Be very professional and tactful in announcing your resignation and make sure you go through the proper channels of command resigning to your immediate boss first and then announcing your departure to your peers and colleagues. Do not let word of your intention to depart filter through the grapevine before you have announced your intentions to your boss.
2. Give sufficient notice
Consult your company’s policies and procedures for the proper notice period and make sure you give sufficient notice. If the company asks you to stay a little longer you are under no obligation to but if you have no other pressing priorities it may be a good idea to prolong your stay as a gesture of goodwill to ease the transition and complete any unfinished tasks.
3. Write a letter of resignation
Always follow your verbal resignation with a written resignation letter. Make this short, tactful, professional and to the point. Your resignation letter should be sued as an added opportunity to maintain a positive rapport with your old employer; it should not be sued as an opportunity to voice grievances or vent any bad feelings you have towards the company.
4. Ask for a reference letter
You don’t want to wait till you need a reference to ask for one as people you work with leave and in time you may lose track of them and the stellar work you did for them may be forgotten. Use your resignation time while you are still fresh in the company’s mind to ask for all the references you need so you have them in hand when you do need them.
5. Offer to help find a replacement
One gesture of good will is to offer to help find a replacement for yourself. This is usually very well-received as no one knows the intricacies of your job better than you do and you are likely to have more time to devote to the task than anyone else.
6. Do a proper hand-over
Make sure your work is well-documented, all outstanding tasks and projects are assigned to the relevant parties and you have done all you can to ease the transition. Make your handover documentation as informative, detailed and polished as possible so you look good to your successor, bosses and peers well after your departure.
7. Finish important projects
Don’t leave any loose strings. Make sure all important projects are completed or reassigned. You will be remembered positively if you have allowed for a smooth, professional and effortless transition. If you have no immediate next job or assignment that awaits you, offer to stay longer until that important deal or project is closed. Even if you must rush off to your next job after the notice period, you can choose to offer to be available by phone or email or during weekends for a little while after your departure to ease the transition if the company needs you.
8. Don’t bad-mouth the company
Make sure you leave on good terms and do not burn any bridges. You may well end up working with the same team in some capacity or other in the future or needing their reference so do not take your resignation as an opportunity to bad-mouth bosses or colleagues no matter what you really think of them.
9. Don’t leave your office in a mess

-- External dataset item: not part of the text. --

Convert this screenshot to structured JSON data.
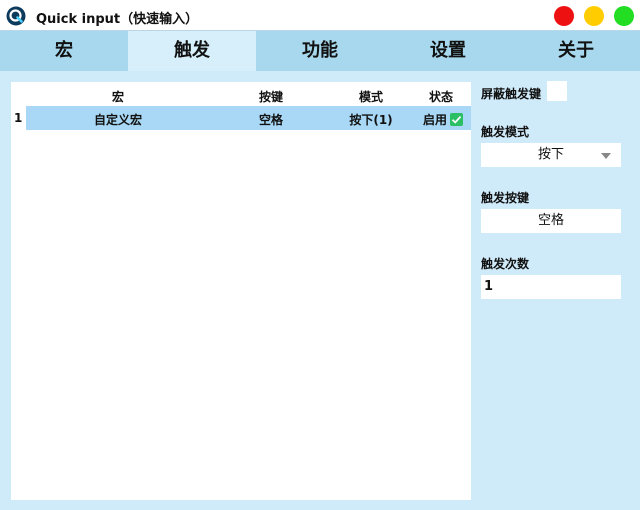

Clear your office, computer and files before you depart and leave nothing personal behind. Make sure your files are in order and your office, desk and drawers are clean, orderly and ready to be handed over to your successor. If you are not a very organized person by nature, make an extra effort to leave your house in order before you depart so as to leave a positive lasting impression.
10. Do say good-bye to your colleagues
Don’t leave abruptly – make sure you say your friendly goodbyes to all the people you have shared your days with. Emphasize the positive when you bid your farewells and do not use this as an opportunity to boast about your new pay packet or dig up old grievances or traumas. Leave your peers your contact details so they can choose to stay in touch with you in the future.
Muhammad Naveed Rahmat